Lines in which "Edición" appears should be pulled from the data below.
::::::::
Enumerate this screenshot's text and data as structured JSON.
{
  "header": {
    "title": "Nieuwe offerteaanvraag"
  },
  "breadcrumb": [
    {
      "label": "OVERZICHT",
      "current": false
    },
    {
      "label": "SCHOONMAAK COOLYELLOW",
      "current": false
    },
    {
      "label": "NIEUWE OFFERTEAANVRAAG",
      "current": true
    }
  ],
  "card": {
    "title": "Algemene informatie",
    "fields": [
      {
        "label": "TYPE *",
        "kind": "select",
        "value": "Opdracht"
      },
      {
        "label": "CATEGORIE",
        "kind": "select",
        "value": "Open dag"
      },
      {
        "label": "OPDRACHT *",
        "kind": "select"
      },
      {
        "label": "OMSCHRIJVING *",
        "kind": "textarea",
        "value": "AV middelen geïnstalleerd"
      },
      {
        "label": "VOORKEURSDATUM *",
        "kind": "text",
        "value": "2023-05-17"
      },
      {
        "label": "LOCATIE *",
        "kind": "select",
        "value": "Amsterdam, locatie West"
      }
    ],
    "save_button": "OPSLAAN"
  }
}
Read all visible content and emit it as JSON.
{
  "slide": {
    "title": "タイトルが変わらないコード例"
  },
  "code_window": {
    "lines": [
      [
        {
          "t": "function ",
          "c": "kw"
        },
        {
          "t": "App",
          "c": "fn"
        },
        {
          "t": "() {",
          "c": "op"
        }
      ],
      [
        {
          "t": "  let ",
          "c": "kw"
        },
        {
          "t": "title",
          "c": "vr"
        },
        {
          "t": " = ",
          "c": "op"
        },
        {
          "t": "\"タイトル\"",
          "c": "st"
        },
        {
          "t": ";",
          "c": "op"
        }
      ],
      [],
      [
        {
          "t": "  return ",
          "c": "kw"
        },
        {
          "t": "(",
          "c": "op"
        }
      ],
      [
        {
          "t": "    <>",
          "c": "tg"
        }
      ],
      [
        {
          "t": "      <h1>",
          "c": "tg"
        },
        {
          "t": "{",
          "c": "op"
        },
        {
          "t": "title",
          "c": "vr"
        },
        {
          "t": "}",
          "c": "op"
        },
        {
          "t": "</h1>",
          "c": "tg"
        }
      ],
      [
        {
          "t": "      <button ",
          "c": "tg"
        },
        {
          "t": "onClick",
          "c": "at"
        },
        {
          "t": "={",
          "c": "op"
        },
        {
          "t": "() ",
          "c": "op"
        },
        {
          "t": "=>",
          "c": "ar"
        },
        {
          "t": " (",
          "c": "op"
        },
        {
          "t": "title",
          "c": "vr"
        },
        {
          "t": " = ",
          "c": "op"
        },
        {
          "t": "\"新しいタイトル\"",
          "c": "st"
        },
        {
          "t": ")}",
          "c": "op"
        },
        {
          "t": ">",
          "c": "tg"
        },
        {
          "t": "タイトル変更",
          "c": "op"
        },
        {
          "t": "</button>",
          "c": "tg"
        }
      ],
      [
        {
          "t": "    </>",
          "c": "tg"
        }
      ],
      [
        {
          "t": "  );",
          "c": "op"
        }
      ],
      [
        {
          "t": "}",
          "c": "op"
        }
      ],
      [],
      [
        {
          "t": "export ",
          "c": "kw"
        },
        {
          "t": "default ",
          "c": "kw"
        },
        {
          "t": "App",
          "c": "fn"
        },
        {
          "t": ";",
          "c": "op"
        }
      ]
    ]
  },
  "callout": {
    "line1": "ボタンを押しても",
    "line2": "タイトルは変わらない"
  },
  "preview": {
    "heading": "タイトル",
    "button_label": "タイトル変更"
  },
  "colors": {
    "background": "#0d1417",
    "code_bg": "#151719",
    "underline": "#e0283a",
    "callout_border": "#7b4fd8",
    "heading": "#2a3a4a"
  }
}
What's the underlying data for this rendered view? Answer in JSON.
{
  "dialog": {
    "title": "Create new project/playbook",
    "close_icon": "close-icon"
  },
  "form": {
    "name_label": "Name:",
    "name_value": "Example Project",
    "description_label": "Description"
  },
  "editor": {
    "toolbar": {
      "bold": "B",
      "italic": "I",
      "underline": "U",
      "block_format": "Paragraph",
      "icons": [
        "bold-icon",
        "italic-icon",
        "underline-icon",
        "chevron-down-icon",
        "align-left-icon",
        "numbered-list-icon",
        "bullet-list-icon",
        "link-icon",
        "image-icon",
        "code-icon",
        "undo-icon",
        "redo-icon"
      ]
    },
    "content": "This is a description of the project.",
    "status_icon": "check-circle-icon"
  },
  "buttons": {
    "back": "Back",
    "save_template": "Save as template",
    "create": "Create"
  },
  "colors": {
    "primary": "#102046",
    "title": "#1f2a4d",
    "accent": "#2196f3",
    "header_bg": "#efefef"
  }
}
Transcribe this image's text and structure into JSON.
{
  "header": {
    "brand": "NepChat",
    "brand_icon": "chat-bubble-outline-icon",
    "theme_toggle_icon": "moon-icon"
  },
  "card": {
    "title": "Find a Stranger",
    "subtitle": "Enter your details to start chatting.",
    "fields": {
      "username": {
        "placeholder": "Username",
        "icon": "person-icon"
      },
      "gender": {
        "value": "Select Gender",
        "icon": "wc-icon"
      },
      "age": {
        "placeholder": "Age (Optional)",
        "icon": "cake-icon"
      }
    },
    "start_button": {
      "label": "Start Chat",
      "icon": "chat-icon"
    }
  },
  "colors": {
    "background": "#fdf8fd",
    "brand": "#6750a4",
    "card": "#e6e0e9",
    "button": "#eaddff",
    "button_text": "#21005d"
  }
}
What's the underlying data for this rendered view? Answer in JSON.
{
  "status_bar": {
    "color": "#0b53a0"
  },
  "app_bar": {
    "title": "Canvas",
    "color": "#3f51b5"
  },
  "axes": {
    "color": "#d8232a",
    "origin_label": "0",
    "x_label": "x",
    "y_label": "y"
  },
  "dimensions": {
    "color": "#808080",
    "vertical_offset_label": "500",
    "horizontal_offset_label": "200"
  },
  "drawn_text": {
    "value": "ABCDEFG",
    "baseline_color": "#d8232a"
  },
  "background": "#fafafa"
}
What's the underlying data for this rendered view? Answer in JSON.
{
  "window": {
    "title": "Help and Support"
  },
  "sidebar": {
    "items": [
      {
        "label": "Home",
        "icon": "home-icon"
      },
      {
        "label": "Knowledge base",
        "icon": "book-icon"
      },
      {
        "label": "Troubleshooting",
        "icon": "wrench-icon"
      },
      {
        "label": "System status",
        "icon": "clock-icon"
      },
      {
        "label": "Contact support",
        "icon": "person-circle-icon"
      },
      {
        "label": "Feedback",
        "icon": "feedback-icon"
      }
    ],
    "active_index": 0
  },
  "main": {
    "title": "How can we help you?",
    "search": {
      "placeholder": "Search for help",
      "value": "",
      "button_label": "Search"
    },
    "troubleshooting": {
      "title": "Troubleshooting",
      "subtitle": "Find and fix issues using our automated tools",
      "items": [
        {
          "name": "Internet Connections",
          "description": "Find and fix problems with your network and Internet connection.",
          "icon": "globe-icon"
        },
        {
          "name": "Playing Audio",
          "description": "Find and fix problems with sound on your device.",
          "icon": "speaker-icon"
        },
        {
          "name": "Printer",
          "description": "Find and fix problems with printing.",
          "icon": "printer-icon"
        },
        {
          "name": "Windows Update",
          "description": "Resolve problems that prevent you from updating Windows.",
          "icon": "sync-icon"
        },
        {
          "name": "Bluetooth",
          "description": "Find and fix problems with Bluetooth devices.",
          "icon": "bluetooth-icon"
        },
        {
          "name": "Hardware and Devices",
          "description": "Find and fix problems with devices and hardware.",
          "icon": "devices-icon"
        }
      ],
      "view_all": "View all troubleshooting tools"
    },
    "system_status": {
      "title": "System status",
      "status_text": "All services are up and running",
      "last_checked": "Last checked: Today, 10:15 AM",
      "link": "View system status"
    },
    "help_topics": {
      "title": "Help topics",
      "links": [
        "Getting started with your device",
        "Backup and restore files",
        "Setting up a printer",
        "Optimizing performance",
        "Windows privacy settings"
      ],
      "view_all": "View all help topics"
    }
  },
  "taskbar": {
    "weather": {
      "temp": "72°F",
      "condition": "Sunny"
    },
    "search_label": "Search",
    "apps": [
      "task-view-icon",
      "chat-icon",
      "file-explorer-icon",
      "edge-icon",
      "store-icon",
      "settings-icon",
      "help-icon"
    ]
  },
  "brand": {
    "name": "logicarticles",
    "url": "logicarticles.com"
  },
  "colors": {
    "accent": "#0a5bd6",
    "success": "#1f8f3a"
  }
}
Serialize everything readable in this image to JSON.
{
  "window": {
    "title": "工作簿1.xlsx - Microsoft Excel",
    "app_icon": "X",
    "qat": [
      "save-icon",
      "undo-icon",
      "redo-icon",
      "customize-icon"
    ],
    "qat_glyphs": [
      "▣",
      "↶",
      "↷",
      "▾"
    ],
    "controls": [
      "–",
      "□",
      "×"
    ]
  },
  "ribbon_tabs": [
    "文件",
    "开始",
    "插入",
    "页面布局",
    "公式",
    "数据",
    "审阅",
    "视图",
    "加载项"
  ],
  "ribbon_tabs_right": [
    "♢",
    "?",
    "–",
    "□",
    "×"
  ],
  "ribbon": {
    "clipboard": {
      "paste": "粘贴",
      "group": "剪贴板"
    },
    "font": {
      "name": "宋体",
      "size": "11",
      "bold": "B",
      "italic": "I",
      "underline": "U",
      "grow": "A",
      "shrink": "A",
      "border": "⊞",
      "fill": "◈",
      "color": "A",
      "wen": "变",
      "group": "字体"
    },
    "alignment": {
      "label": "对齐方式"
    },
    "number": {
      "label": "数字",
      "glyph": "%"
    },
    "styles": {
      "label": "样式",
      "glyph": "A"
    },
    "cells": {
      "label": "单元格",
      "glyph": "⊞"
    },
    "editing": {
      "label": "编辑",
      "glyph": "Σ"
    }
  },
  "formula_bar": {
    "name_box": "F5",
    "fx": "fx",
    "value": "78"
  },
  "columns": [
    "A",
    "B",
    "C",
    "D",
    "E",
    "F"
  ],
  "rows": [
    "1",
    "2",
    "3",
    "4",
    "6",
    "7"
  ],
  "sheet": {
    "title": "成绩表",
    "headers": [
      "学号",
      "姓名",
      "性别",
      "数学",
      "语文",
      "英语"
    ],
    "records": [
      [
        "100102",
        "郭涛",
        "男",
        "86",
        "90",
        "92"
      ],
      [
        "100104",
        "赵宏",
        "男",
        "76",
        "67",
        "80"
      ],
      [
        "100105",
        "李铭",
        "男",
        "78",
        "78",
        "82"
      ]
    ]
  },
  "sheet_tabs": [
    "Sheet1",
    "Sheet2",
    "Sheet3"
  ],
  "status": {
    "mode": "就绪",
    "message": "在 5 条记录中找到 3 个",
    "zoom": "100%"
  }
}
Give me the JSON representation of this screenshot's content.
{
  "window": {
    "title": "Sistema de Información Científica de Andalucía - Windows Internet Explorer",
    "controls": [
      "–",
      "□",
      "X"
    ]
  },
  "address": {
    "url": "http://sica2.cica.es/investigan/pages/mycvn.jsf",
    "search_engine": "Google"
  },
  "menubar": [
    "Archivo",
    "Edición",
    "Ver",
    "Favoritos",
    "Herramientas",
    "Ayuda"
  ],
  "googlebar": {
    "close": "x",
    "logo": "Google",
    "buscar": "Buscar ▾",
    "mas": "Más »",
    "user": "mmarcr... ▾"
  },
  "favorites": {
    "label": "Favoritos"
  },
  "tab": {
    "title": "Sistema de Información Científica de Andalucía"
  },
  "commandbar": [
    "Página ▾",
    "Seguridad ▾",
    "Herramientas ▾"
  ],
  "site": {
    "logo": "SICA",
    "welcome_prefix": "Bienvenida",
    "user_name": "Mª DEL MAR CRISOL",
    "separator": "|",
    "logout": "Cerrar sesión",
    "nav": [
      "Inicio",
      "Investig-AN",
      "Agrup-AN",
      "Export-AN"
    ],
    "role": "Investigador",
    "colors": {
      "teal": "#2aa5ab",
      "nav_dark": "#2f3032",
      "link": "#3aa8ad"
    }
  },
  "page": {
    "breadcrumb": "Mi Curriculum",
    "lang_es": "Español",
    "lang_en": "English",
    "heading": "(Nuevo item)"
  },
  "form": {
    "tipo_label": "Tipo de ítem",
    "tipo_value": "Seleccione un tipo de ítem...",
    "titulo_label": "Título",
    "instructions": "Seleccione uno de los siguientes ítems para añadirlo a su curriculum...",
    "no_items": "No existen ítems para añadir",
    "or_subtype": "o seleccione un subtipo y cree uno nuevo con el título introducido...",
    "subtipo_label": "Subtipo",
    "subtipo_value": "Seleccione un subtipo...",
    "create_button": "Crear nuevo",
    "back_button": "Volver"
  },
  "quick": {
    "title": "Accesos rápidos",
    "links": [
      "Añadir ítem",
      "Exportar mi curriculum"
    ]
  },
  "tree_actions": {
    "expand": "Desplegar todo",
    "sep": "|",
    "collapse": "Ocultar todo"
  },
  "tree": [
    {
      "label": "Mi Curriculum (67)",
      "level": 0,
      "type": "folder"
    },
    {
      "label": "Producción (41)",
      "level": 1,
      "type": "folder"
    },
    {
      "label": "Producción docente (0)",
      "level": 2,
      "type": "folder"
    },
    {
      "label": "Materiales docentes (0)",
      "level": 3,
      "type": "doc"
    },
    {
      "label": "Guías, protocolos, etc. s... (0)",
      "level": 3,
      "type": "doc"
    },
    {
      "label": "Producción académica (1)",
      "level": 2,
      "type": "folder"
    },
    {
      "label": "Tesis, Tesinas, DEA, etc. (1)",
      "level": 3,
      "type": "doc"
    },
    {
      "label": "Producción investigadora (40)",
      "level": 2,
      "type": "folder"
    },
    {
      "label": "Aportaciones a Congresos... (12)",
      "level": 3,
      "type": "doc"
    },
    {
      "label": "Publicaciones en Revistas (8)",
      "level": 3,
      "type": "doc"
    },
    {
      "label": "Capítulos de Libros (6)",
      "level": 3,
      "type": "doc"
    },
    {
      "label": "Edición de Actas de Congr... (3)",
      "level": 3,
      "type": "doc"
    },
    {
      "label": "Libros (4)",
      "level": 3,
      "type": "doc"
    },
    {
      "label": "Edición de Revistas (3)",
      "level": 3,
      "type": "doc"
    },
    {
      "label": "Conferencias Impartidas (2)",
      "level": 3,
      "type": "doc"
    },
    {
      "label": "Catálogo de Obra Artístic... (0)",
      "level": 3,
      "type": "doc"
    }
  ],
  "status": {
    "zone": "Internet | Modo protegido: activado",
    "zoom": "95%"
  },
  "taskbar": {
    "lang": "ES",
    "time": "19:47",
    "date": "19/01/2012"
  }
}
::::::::
Response box:
    "Edición",
      "label": "Edición de Actas de Congr... (3)",
      "label": "Edición de Revistas (3)",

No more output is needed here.